Weeping and Fasting

10.5.23 Devo Image

“When Mordecai learned of all that had been done, he tore his clothes, put on sackcloth and ashes, and went out into the city, wailing loudly and bitterly. But he went only as far as the king’s gate, because no one clothed in sackcloth was allowed to enter it. In every province to which the edict and order of the king came, there was great mourning among the Jews, with fasting, weeping and wailing. Many lay in sackcloth and ashes. When Esther’s eunuchs and female attendants came and told her about Mordecai, she was in great distress. She sent clothes for him to put on instead of his sackcloth, but he would not accept them.”—Esther 4:1–4 (NIV)

Did the king know exactly what he had decreed? Did he know whom he sentenced to genocide? Did he know it was the Jews—whose laws didn’t impede them from being upstanding and productive citizens; who also happened to be numerous in his empire—or was he led to believe it was a small group of rebels? We don’t know for sure.

But something we do know is that Haman knew what he was doing. We also know Haman was a descendant of Agag, former king of the Amalekites. This is significant because the Amalekites were Israel’s sworn enemy for generations! So, for Haman, an insecure and prideful fellow, not only got to stick it to the man who refused to kneel before him, but also to the nation with whom his ancestors had many conflicts. 

Today, we see the reaction of the people to King Xerxes’ decree at the behest of Haman: mourning, sorrow, inconsolable grief. Mordecai, we’re told, “tore his clothes, put on sackcloth and ashes, and went out into the city, wailing loudly and bitterly” while the Jews who were scattered throughout the Persian Empire mourned and fasted; they wept and wailed. 

Now, I’m not sure what it’s like where you’re from, but I feel as though the modern world, particularly the West, discourages public displays of grief and mourning. It’s not acceptable to grieve and wail and wear ash; it’s not okay to spend more than five minutes overcome by sorrow. 

Our culture has stripped us of the ability to not be okay, to process tragedy or hardship or pain, to break and give ourselves space and time to walk through the process. Instead, we bottle it up and push it down, which inevitably leads to an explosion/outburst and potentially to even worse reactions. Ancient cultures, though, particularly the Jews, were big on allowing space to grieve and mourn.
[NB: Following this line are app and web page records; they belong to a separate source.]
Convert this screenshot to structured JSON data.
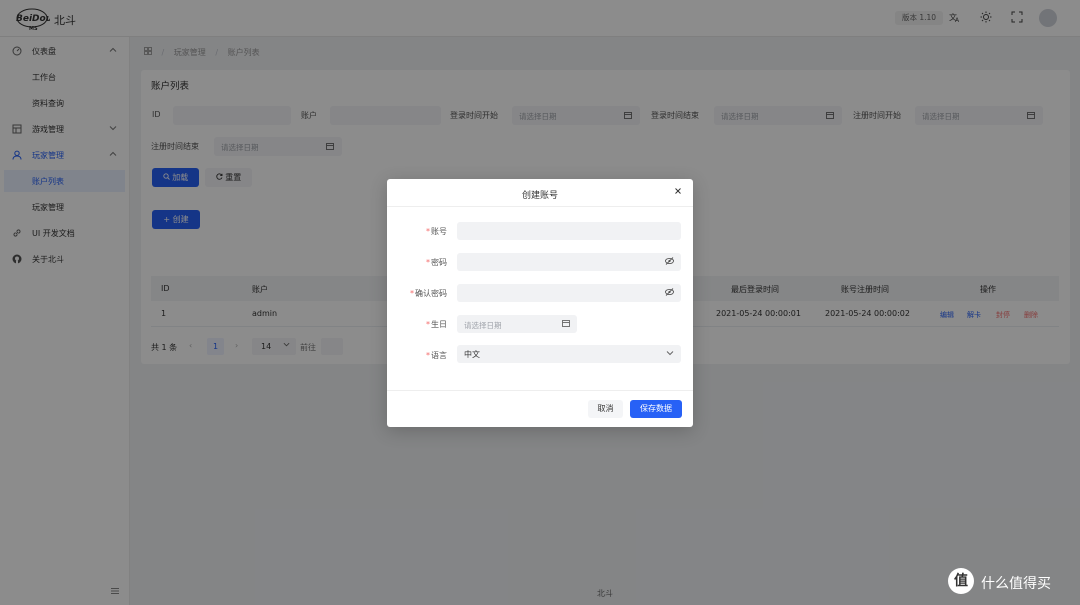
{
  "header": {
    "brand_logo_text": "BeiDou",
    "brand_logo_sub": "MS",
    "brand_name": "北斗",
    "version": "版本 1.10",
    "icons": [
      "translate-icon",
      "theme-icon",
      "fullscreen-icon"
    ]
  },
  "sidebar": {
    "items": [
      {
        "label": "仪表盘",
        "icon": "dashboard-icon"
      },
      {
        "label": "工作台"
      },
      {
        "label": "资料查询"
      },
      {
        "label": "游戏管理",
        "icon": "game-icon"
      },
      {
        "label": "玩家管理",
        "icon": "user-icon"
      },
      {
        "label": "账户列表"
      },
      {
        "label": "玩家管理"
      },
      {
        "label": "UI 开发文档",
        "icon": "link-icon"
      },
      {
        "label": "关于北斗",
        "icon": "github-icon"
      }
    ]
  },
  "breadcrumb": [
    "玩家管理",
    "账户列表"
  ],
  "panel": {
    "title": "账户列表",
    "filters": {
      "id_label": "ID",
      "account_label": "账户",
      "login_start_label": "登录时间开始",
      "login_start_placeholder": "请选择日期",
      "login_end_label": "登录时间结束",
      "login_end_placeholder": "请选择日期",
      "reg_start_label": "注册时间开始",
      "reg_start_placeholder": "请选择日期",
      "reg_end_label": "注册时间结束",
      "reg_end_placeholder": "请选择日期"
    },
    "buttons": {
      "load": "加载",
      "reset": "重置",
      "create": "创建"
    },
    "table": {
      "headers": {
        "id": "ID",
        "account": "账户",
        "last_login": "最后登录时间",
        "reg_time": "账号注册时间",
        "actions": "操作"
      },
      "rows": [
        {
          "id": "1",
          "account": "admin",
          "last_login": "2021-05-24 00:00:01",
          "reg_time": "2021-05-24 00:00:02",
          "actions": [
            "编辑",
            "解卡",
            "封停",
            "删除"
          ]
        }
      ]
    },
    "pagination": {
      "total": "共 1 条",
      "current_page": "1",
      "page_size": "14",
      "goto_label": "前往"
    }
  },
  "footer": {
    "text": "北斗"
  },
  "modal": {
    "title": "创建账号",
    "fields": {
      "account_label": "账号",
      "password_label": "密码",
      "confirm_label": "确认密码",
      "birthday_label": "生日",
      "birthday_placeholder": "请选择日期",
      "language_label": "语言",
      "language_value": "中文"
    },
    "buttons": {
      "cancel": "取消",
      "save": "保存数据"
    }
  },
  "watermark": {
    "badge": "值",
    "text": "什么值得买"
  },
  "colors": {
    "primary": "#2761f6",
    "danger": "#f56c6c",
    "overlay": "rgba(0,0,0,0.45)"
  }
}
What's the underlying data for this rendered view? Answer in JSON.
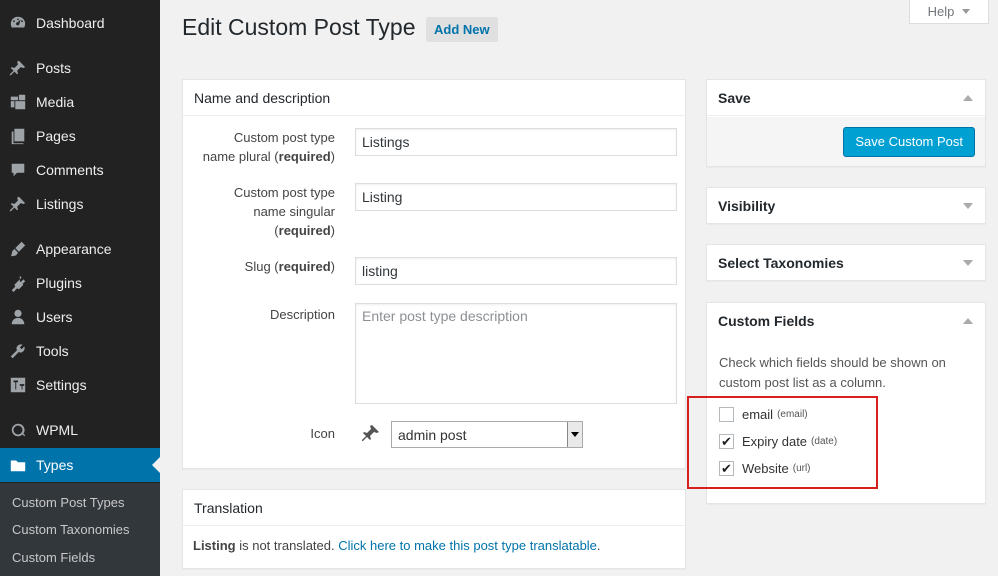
{
  "sidebar": {
    "items": [
      {
        "label": "Dashboard",
        "icon": "dashboard-icon"
      },
      {
        "label": "Posts",
        "icon": "pin-icon"
      },
      {
        "label": "Media",
        "icon": "media-icon"
      },
      {
        "label": "Pages",
        "icon": "pages-icon"
      },
      {
        "label": "Comments",
        "icon": "comment-icon"
      },
      {
        "label": "Listings",
        "icon": "pin-icon"
      },
      {
        "label": "Appearance",
        "icon": "brush-icon"
      },
      {
        "label": "Plugins",
        "icon": "plugin-icon"
      },
      {
        "label": "Users",
        "icon": "user-icon"
      },
      {
        "label": "Tools",
        "icon": "wrench-icon"
      },
      {
        "label": "Settings",
        "icon": "settings-icon"
      },
      {
        "label": "WPML",
        "icon": "wpml-icon"
      },
      {
        "label": "Types",
        "icon": "folder-icon"
      }
    ],
    "submenu": [
      "Custom Post Types",
      "Custom Taxonomies",
      "Custom Fields"
    ]
  },
  "header": {
    "title": "Edit Custom Post Type",
    "add_new": "Add New",
    "help": "Help"
  },
  "name_box": {
    "title": "Name and description",
    "plural_label_line1": "Custom post type",
    "plural_label_line2": "name plural (",
    "required": "required",
    "close_paren": ")",
    "plural_value": "Listings",
    "singular_label_line1": "Custom post type",
    "singular_label_line2": "name singular",
    "singular_label_line3": "(",
    "singular_value": "Listing",
    "slug_label": "Slug (",
    "slug_value": "listing",
    "description_label": "Description",
    "description_placeholder": "Enter post type description",
    "icon_label": "Icon",
    "icon_value": "admin post"
  },
  "translation_box": {
    "title": "Translation",
    "bold": "Listing",
    "text": " is not translated. ",
    "link": "Click here to make this post type translatable",
    "period": "."
  },
  "save_box": {
    "title": "Save",
    "button": "Save Custom Post"
  },
  "visibility_box": {
    "title": "Visibility"
  },
  "taxonomies_box": {
    "title": "Select Taxonomies"
  },
  "custom_fields_box": {
    "title": "Custom Fields",
    "help_line1": "Check which fields should be shown on",
    "help_line2": "custom post list as a column.",
    "fields": [
      {
        "label": "email",
        "type": "(email)",
        "checked": false
      },
      {
        "label": "Expiry date",
        "type": "(date)",
        "checked": true
      },
      {
        "label": "Website",
        "type": "(url)",
        "checked": true
      }
    ]
  },
  "colors": {
    "active_menu": "#0073aa",
    "primary_button": "#00a0d2",
    "highlight": "#d61f1f"
  }
}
But here’s the thing I see here for us: They did this together. 

You don’t see a lot of instances of suffering in isolation. I think of the widow’s son in Luke 7, Jairus’ daughter in Mark 5, or all those who gathered when Lazarus died. There are countless other instances, too. Why is this important? Because when tragedy strikes in whatever form it takes, the people of God should rally together! We should grieve and mourn in community, with one another and with Jesus, whom we know cares and is with us in the pain. We should wail and weep together, process the grief and not hide it or bury it, but also be moved to godly action and enter into fasting and prayer together. 

Theologian Matthew Henry wrote, “Public calamities that oppress the church of God should affect our hearts more than any private affliction, and it is peculiarly distressing to occasion sufferings to others. God will keep those that are exposed to evil by the tenderness of their consciences.” 

The persecution and oppression of the church in other countries should grieve us; the biblical illiteracy and cultural degradation rampant in the West should cause us to weep. These types of things should cause deep sorrow but also lead us to a posture of prayer and fasting together, to a renewed devotion for meeting together, praying together, and worshiping together as we seek God’s Spirit and power to bring us to and through these things. 

Pause: When was the last time you let yourself mourn, grieve, feel sadness? When was the last time you wept with someone or allowed yourself to break down in the presence of others? 

Practice: If you’re feeling like Mordecai today, reach out to someone! Share your struggle and ask Christian friends to join you in the pain and to join you in prayer and fasting. Seek the Lord together. If you know people who are struggling, reach out and pray with them and/or fast on their behalf. Or perhaps the situation doesn’t have to be that close to you in proximity. For example,  you can lament, pray, and fast for the persecuted church around the world.

Pray: Dear Lord, may my heart be grieved and moved to action by that which grieves You and has Your heart. May my heart be aligned to Yours so I may be moved to empathy and action in those spaces. Amen. 

About the Author

Danny Saavedra

Danny Saavedra is a licensed minister who has served on staff at Calvary since 2012, managing the Calvary Devotional and digital discipleship resources. He has a Master of Arts in Pastoral Counseling and Master of Divinity in Pastoral Ministry from Liberty Theological Seminary. His wife Stephanie, son Jude, and daughter Zoe share a love of Star Wars, good food, having friends over for dinner, and studying the Word together as a family.